"POCKET SNAILS POTTY ADVENTURE"
The bottom line about potty training is that every child is different. In a perfect world, we could do everything right, but in the real world, there isn’t always time, resources and patience. Some families choose to use potty training videos, and I’ve seen several from “Elmo” to “Bear in the Big Blue House” to “Blues Clues.”
I wish it were as simple as showing your child a video. Sadly, it’s not. The videos can serve a purpose, however, to at least get the kids acquainted with the concept and reinforce certain behaviors.
Soaring Star productions has a low-budget potty training video available featuring the Pocket Snails. These are snails that live in a young boy’s pocket, and they dispense advice and support each other. In “Pocket Snails Potty Adventure,” the snails help Jake’s little sister Wendy to get potty trained.
Like the other videos available out there, it gives good advice to the child and encourages them in the behavior. Also included in the DVD case is a Potty Steps Map that lays out the process of potty training. For the child attuned to visual cues, this can be a benefit.
The animation is rather rudimentary, and the upbeat voices can get a little annoying. However, for the preschool audience, it can be appealing. The video might be good for your child, but like anything else, potty training will take its own, sweet time.
“Kaw” is a film that pays homage a little too much to “The Birds.” The film tells the story of a small town sheriff who, on his last day on the job, faces a threat of giant crows attacking people. He tries to fight the birds, but they are relentless. Eventually, he enlists the aid of the military and scientists, hoping to fight this attack of nature.
Just knowing the concept of the film, you can’t help but see the correlation to Alfred Hitchcock’s classic film “The Birds.” But if you are too dense to notice this, the cover box blares out “in the tradition of Alfred Hitchcock’s The Birds,” Rod Taylor makes an appearance as the town doctor and the special features show the director gushing over Taylor’s presence and comparing the film to “The Birds.”
In case you haven’t guessed, “Kaw” isn’t as good as “The Birds” and would have been served better to just be a scary little movie about crows attacking people.
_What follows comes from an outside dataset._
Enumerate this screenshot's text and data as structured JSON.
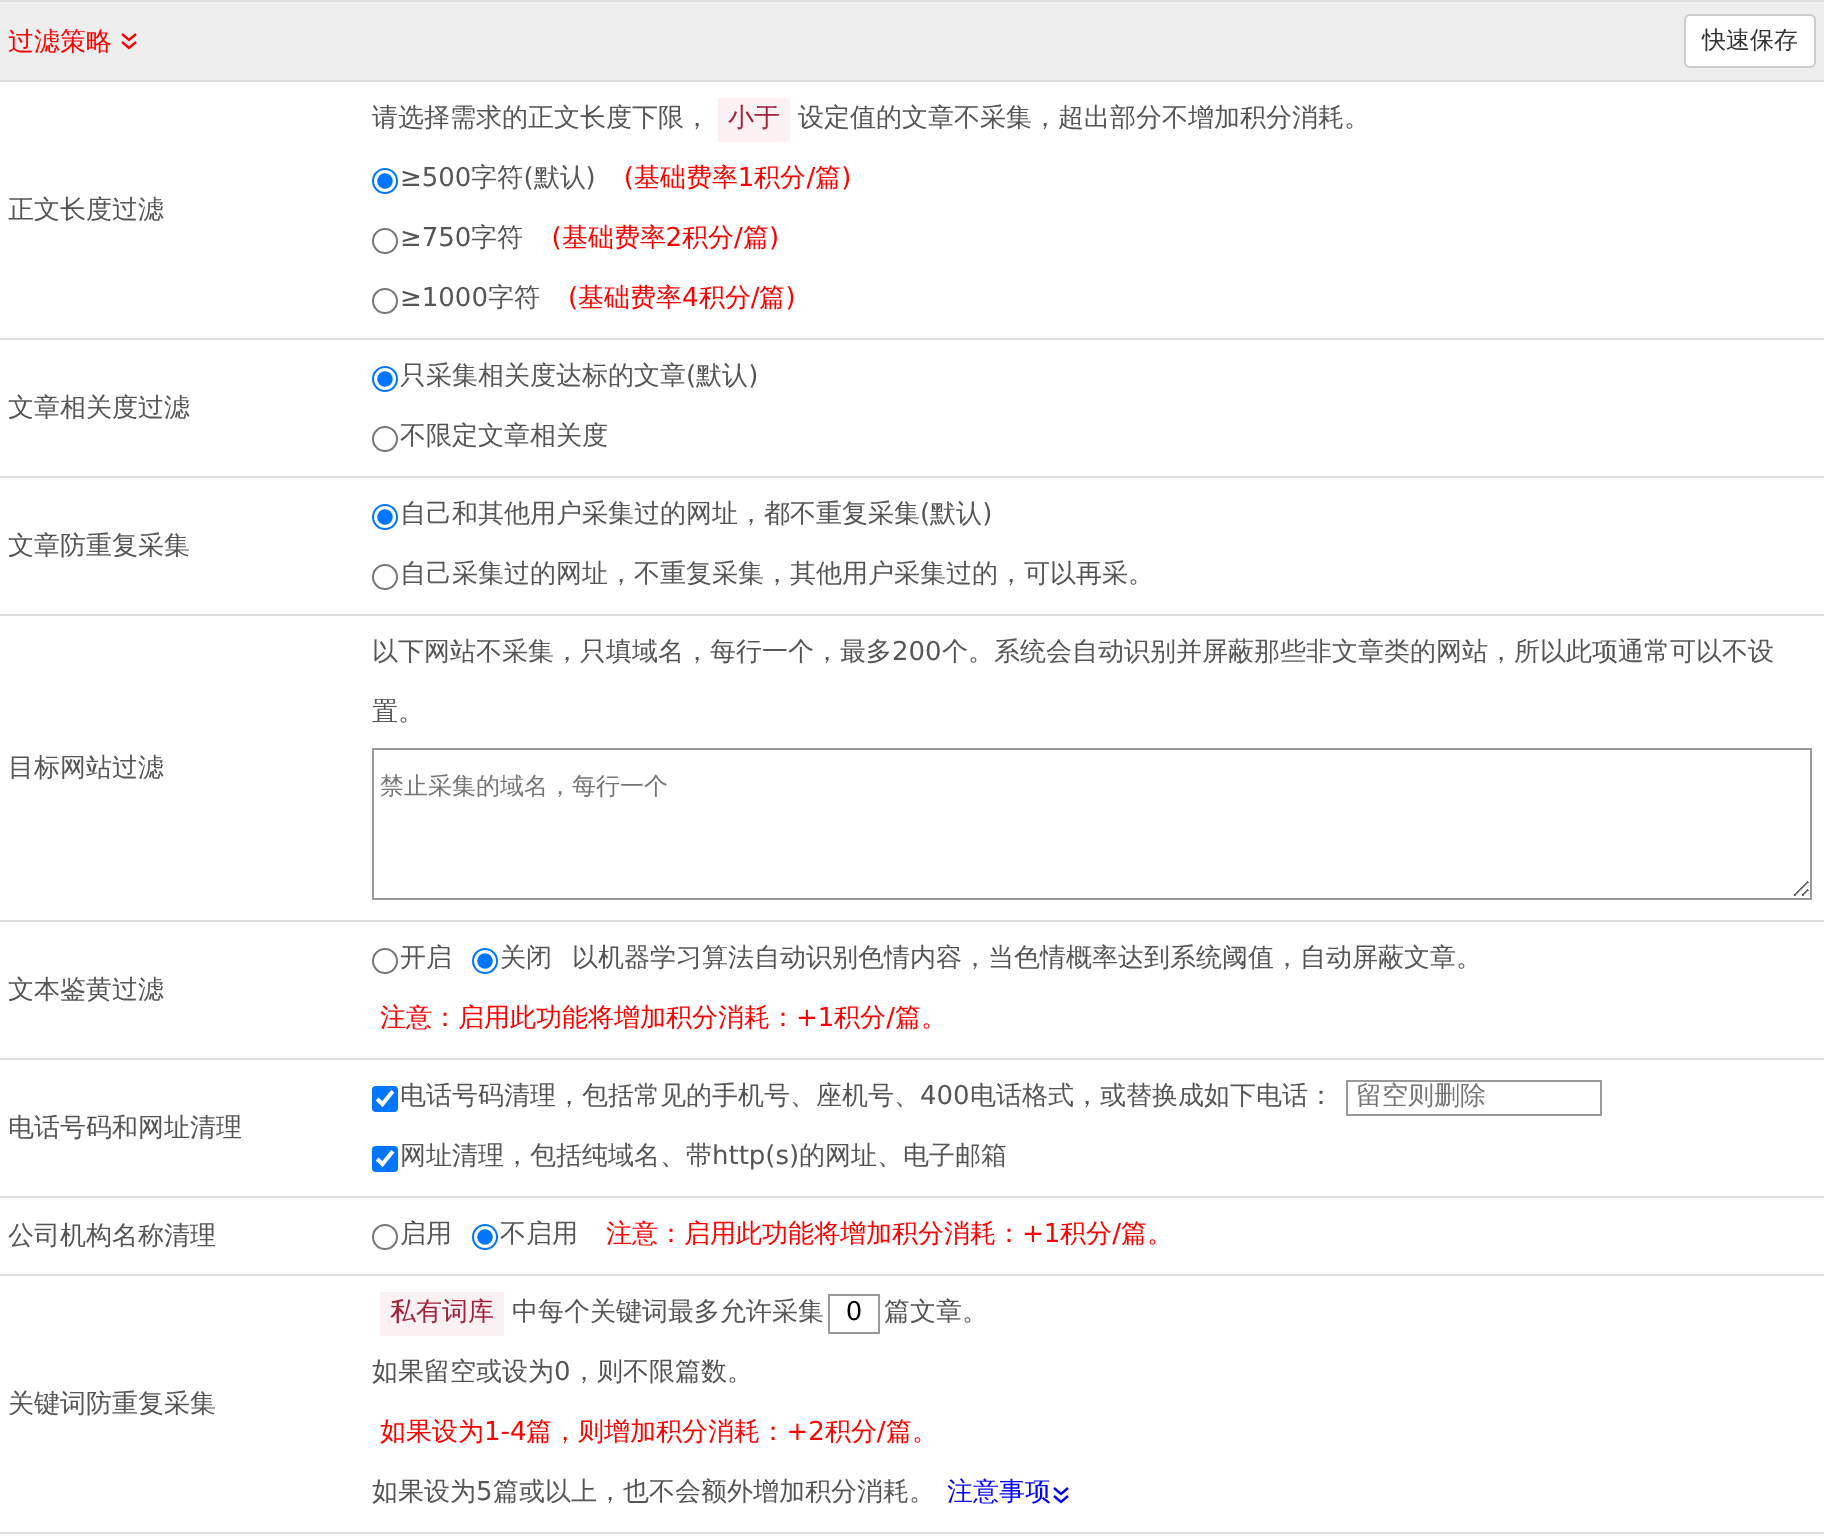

Ultimately, it does its part to be a small direct-to-DVD scare fest, and it at least provides the fledgling actor Sean Patrick Flanery a paycheck.
With a few good scares but a forgettable ending, “Kaw” will never rise to the level of Hitchcock’s masterpiece.
The DVD comes with a making-of featurette as well as an extended, over-indulgent and surprising dull interview with Rod Taylor.
The film tells the story of a bunch of hippies heading into the woods for a freedom festival. However, during the festival, there’s a psychotic killer on the loose who dresses like Ronald Reagan and chops up anyone smoking dope or doing any other sort of hippie behavior. As chaos reigns in the woods, the authorities try to shut down the festival, but the hippies just don’t dig authority, and they pay for it in the end.
“The Tripper” had its debut as a sneak during the 8 Films to Die For event last Halloween, and it got a theatrical release on April 20 of this year (that’s 420, for anyone not in the know of the drug culture). Perhaps Arquette could have gotten a bigger bump if he would have released it this Halloween, considering how poorly the horror films this year performed outside of that time frame.
I doubt it, though. While I don’t doubt Arquette’s love for the genre and his passion for filmmaking, “The Tripper” just turned into a mess. I’m not accusing anyone of anything, but I wouldn’t be surprised if drugs were involved throughout the script and production. After all, too many moments just didn’t make sense or work in the slightest for somebody sober.
The filmmaking and directing techniques weren’t bad, and the horror/slasher moments were pretty well formed. The problem fell in the script. I can hope that Arquette will find a better script for his next film, but right now, “The Tripper” works better as a concept and a logline than a film itself.
The DVD has quite a number of special features, including a commentary, deleted scenes, a blooper reel, trailers, a photo gallery, a retrospective of the bus tour and featurettes on Ronald Reagan, a missing finger and how the FX department made fake poop.